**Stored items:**
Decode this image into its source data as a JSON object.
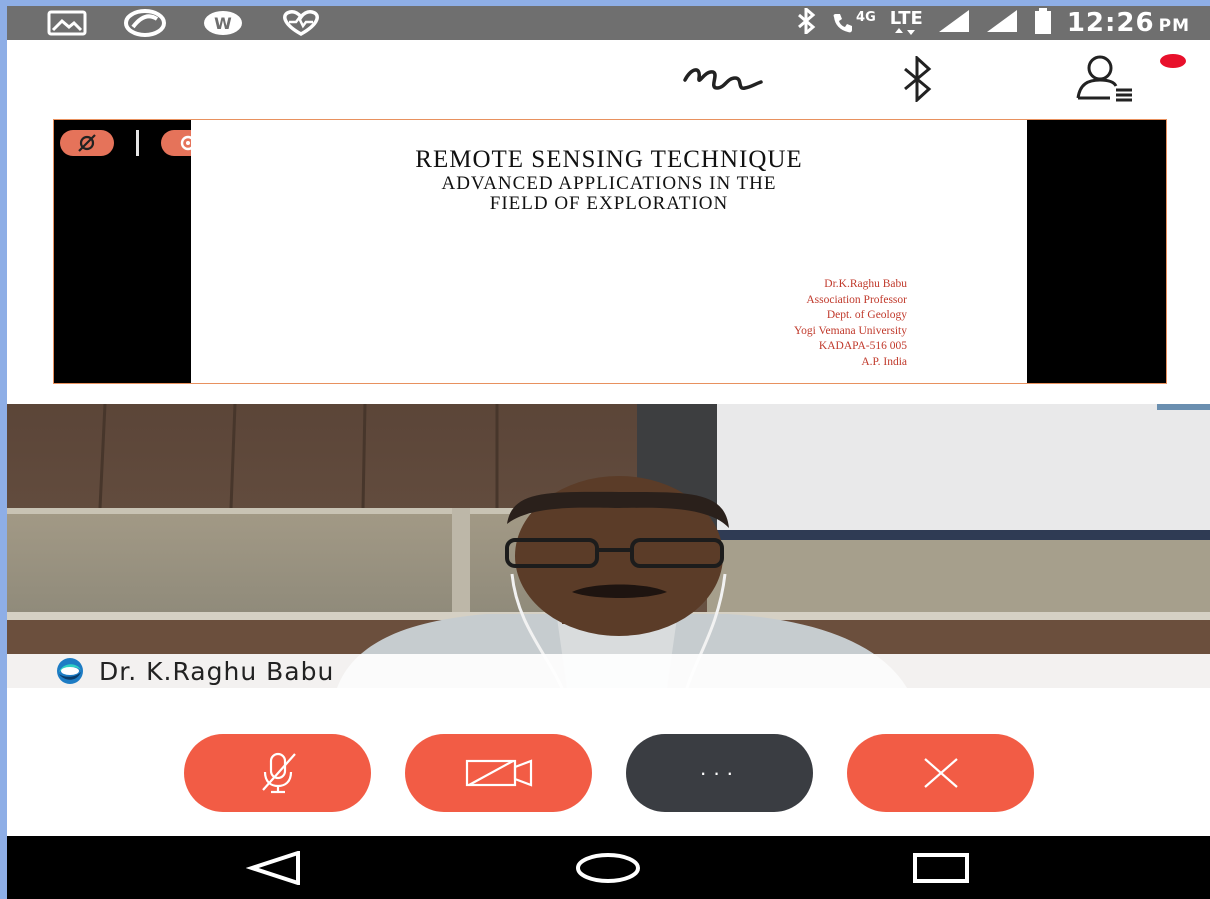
{
  "status_bar": {
    "left_icons": [
      "image-icon",
      "circle-app-icon",
      "whatsapp-icon",
      "heart-icon"
    ],
    "right_icons": [
      "bluetooth-icon",
      "volte-call-icon",
      "lte-signal-icon",
      "signal-icon",
      "signal-icon-2",
      "battery-icon"
    ],
    "net_4g": "4G",
    "lte": "LTE",
    "time": "12:26",
    "ampm": "PM"
  },
  "header": {
    "icons": [
      "annotate-icon",
      "bluetooth-icon",
      "participants-icon"
    ],
    "recording_indicator_color": "#e8102b"
  },
  "slide": {
    "title_line1": "REMOTE SENSING TECHNIQUE",
    "title_line2": "ADVANCED APPLICATIONS IN THE",
    "title_line3": "FIELD OF EXPLORATION",
    "author_lines": [
      "Dr.K.Raghu Babu",
      "Association Professor",
      "Dept. of Geology",
      "Yogi Vemana University",
      "KADAPA-516 005",
      "A.P. India"
    ],
    "share_controls": [
      "annotation-off-icon",
      "stop-share-icon"
    ]
  },
  "video": {
    "participant_name": "Dr. K.Raghu Babu"
  },
  "controls": {
    "buttons": [
      "mute-button",
      "video-off-button",
      "more-button",
      "leave-button"
    ],
    "more_label": "···",
    "accent": "#f25c45",
    "dark": "#3a3d42"
  },
  "nav": {
    "buttons": [
      "back-icon",
      "home-icon",
      "recents-icon"
    ]
  }
}
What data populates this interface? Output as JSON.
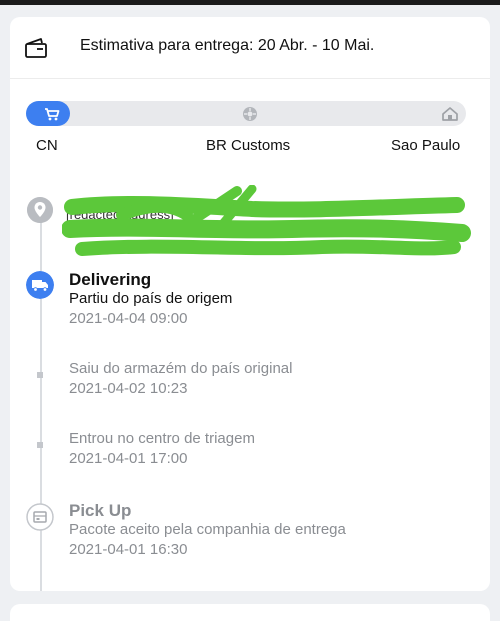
{
  "delivery": {
    "estimate": "Estimativa para entrega: 20 Abr. - 10 Mai."
  },
  "progress": {
    "fraction": 0.1,
    "active_color": "#3d7ff0",
    "nodes": [
      "cart-icon",
      "customs-icon",
      "home-icon"
    ]
  },
  "stages": [
    "CN",
    "BR Customs",
    "Sao Paulo"
  ],
  "address": {
    "text": "[redacted address]",
    "redaction_color": "#5cc83a"
  },
  "events": [
    {
      "title": "Delivering",
      "description": "Partiu do país de origem",
      "time": "2021-04-04 09:00",
      "icon": "truck-icon",
      "active": true
    },
    {
      "title": "",
      "description": "Saiu do armazém do país original",
      "time": "2021-04-02 10:23",
      "icon": "",
      "active": false
    },
    {
      "title": "",
      "description": "Entrou no centro de triagem",
      "time": "2021-04-01 17:00",
      "icon": "",
      "active": false
    },
    {
      "title": "Pick Up",
      "description": "Pacote aceito pela companhia de entrega",
      "time": "2021-04-01 16:30",
      "icon": "package-icon",
      "active": false
    }
  ]
}
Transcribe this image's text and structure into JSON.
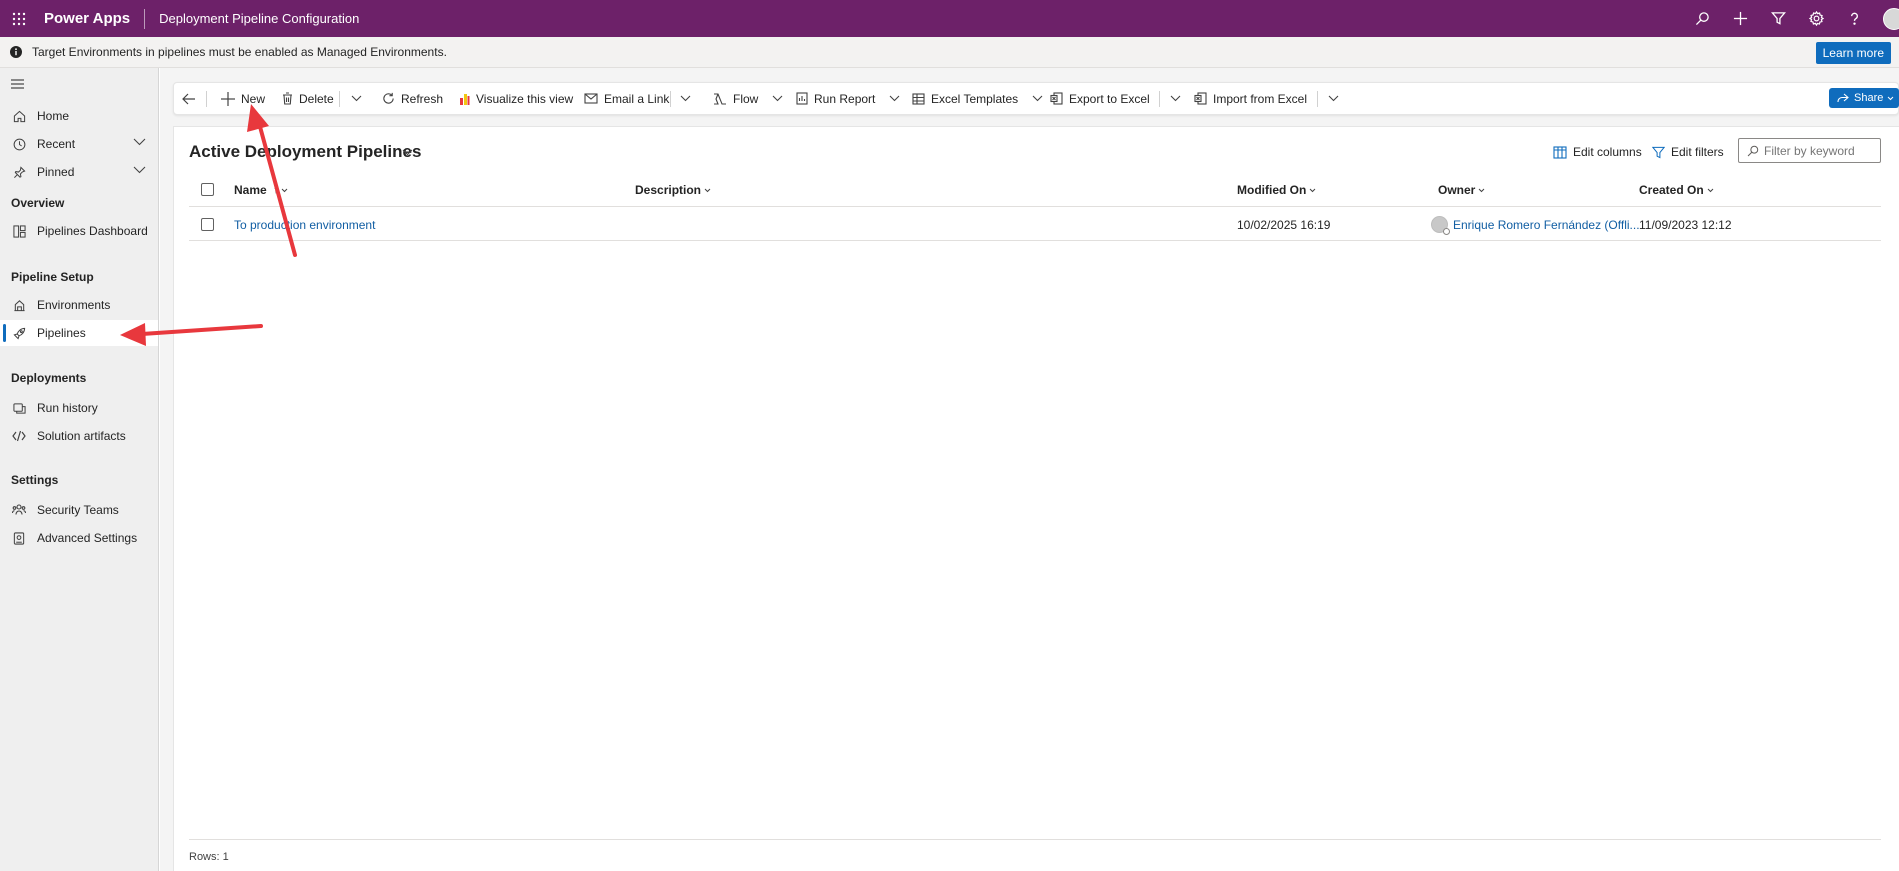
{
  "topbar": {
    "brand": "Power Apps",
    "app_title": "Deployment Pipeline Configuration",
    "icons": [
      "search-icon",
      "plus-icon",
      "filter-icon",
      "gear-icon",
      "help-icon"
    ]
  },
  "banner": {
    "message": "Target Environments in pipelines must be enabled as Managed Environments.",
    "button": "Learn more"
  },
  "sidebar": {
    "items": [
      {
        "label": "Home",
        "icon": "home-icon"
      },
      {
        "label": "Recent",
        "icon": "clock-icon"
      },
      {
        "label": "Pinned",
        "icon": "pin-icon"
      }
    ],
    "sections": [
      {
        "title": "Overview",
        "items": [
          {
            "label": "Pipelines Dashboard",
            "icon": "dashboard-icon"
          }
        ]
      },
      {
        "title": "Pipeline Setup",
        "items": [
          {
            "label": "Environments",
            "icon": "environment-icon"
          },
          {
            "label": "Pipelines",
            "icon": "rocket-icon",
            "active": true
          }
        ]
      },
      {
        "title": "Deployments",
        "items": [
          {
            "label": "Run history",
            "icon": "history-icon"
          },
          {
            "label": "Solution artifacts",
            "icon": "code-icon"
          }
        ]
      },
      {
        "title": "Settings",
        "items": [
          {
            "label": "Security Teams",
            "icon": "team-icon"
          },
          {
            "label": "Advanced Settings",
            "icon": "settings-icon"
          }
        ]
      }
    ]
  },
  "commandbar": {
    "new": "New",
    "delete": "Delete",
    "refresh": "Refresh",
    "visualize": "Visualize this view",
    "email_link": "Email a Link",
    "flow": "Flow",
    "run_report": "Run Report",
    "excel_templates": "Excel Templates",
    "export_excel": "Export to Excel",
    "import_excel": "Import from Excel",
    "share": "Share"
  },
  "view": {
    "title": "Active Deployment Pipelines",
    "edit_columns": "Edit columns",
    "edit_filters": "Edit filters",
    "filter_placeholder": "Filter by keyword"
  },
  "grid": {
    "columns": [
      "Name",
      "Description",
      "Modified On",
      "Owner",
      "Created On"
    ],
    "rows": [
      {
        "name": "To production environment",
        "description": "",
        "modified_on": "10/02/2025 16:19",
        "owner": "Enrique Romero Fernández (Offli...",
        "created_on": "11/09/2023 12:12"
      }
    ],
    "footer": "Rows: 1"
  },
  "colors": {
    "topbar": "#6d2169",
    "accent": "#0f6cbd",
    "annotation": "#e8383d"
  }
}
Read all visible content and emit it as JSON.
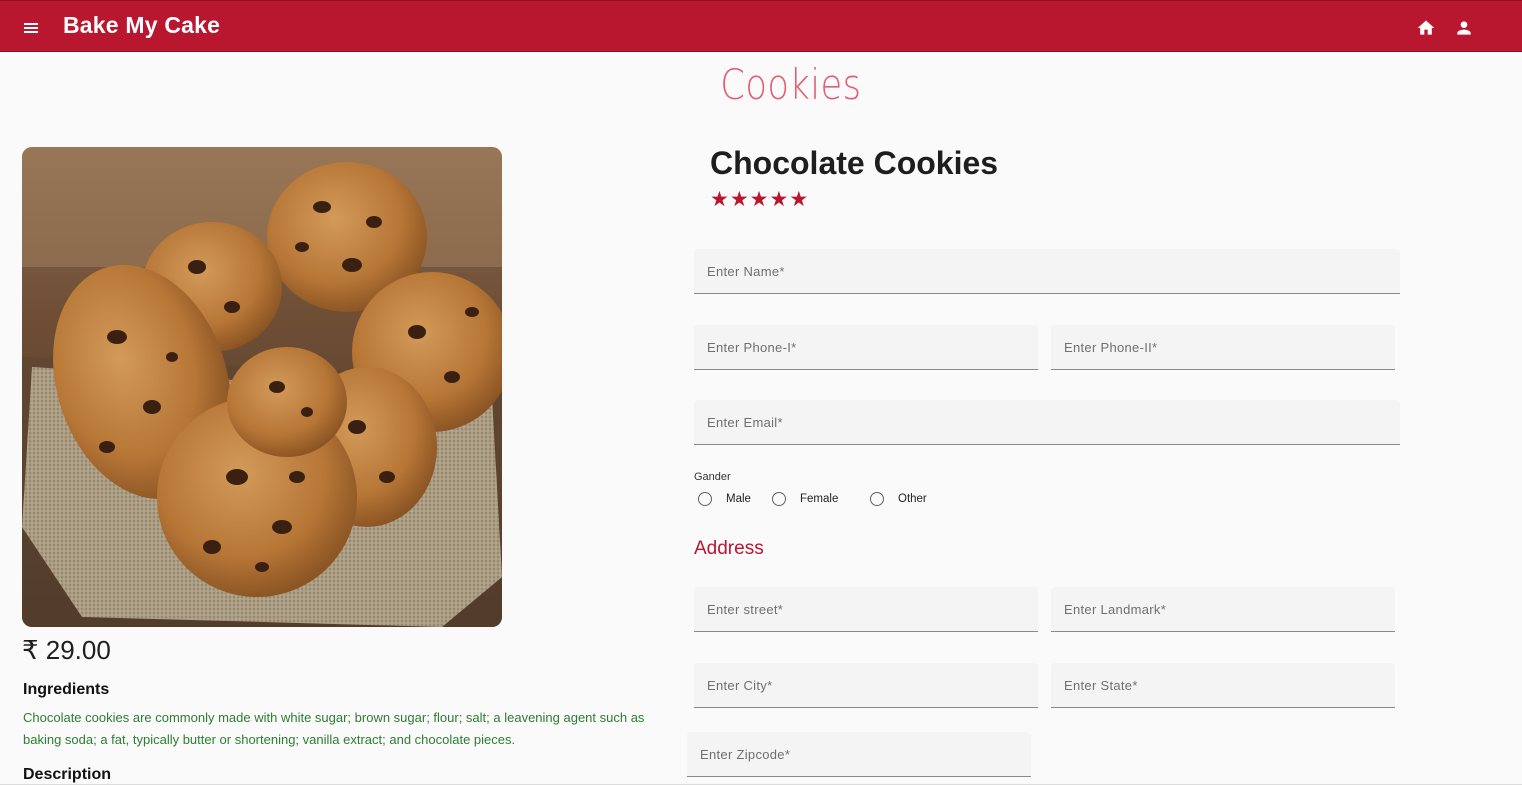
{
  "header": {
    "brand": "Bake My Cake",
    "icons": [
      "menu-icon",
      "home-icon",
      "account-icon"
    ],
    "color": "#b8172f"
  },
  "page": {
    "category_title": "Cookies"
  },
  "product": {
    "name": "Chocolate Cookies",
    "rating": 5,
    "stars": "★★★★★",
    "price": "₹ 29.00",
    "ingredients_heading": "Ingredients",
    "ingredients_text": "Chocolate cookies are commonly made with white sugar; brown sugar; flour; salt; a leavening agent such as baking soda; a fat, typically butter or shortening; vanilla extract; and chocolate pieces.",
    "description_heading": "Description"
  },
  "form": {
    "name_placeholder": "Enter Name*",
    "phone1_placeholder": "Enter Phone-I*",
    "phone2_placeholder": "Enter Phone-II*",
    "email_placeholder": "Enter Email*",
    "gender_label": "Gander",
    "gender_options": [
      "Male",
      "Female",
      "Other"
    ],
    "address_heading": "Address",
    "street_placeholder": "Enter street*",
    "landmark_placeholder": "Enter Landmark*",
    "city_placeholder": "Enter City*",
    "state_placeholder": "Enter State*",
    "zipcode_placeholder": "Enter Zipcode*"
  },
  "colors": {
    "accent": "#b8172f",
    "category_title": "#e05f73",
    "ingredients_text": "#2e7d32"
  }
}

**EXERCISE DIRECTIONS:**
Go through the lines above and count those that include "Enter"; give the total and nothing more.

**ANSWER SECTION:**
9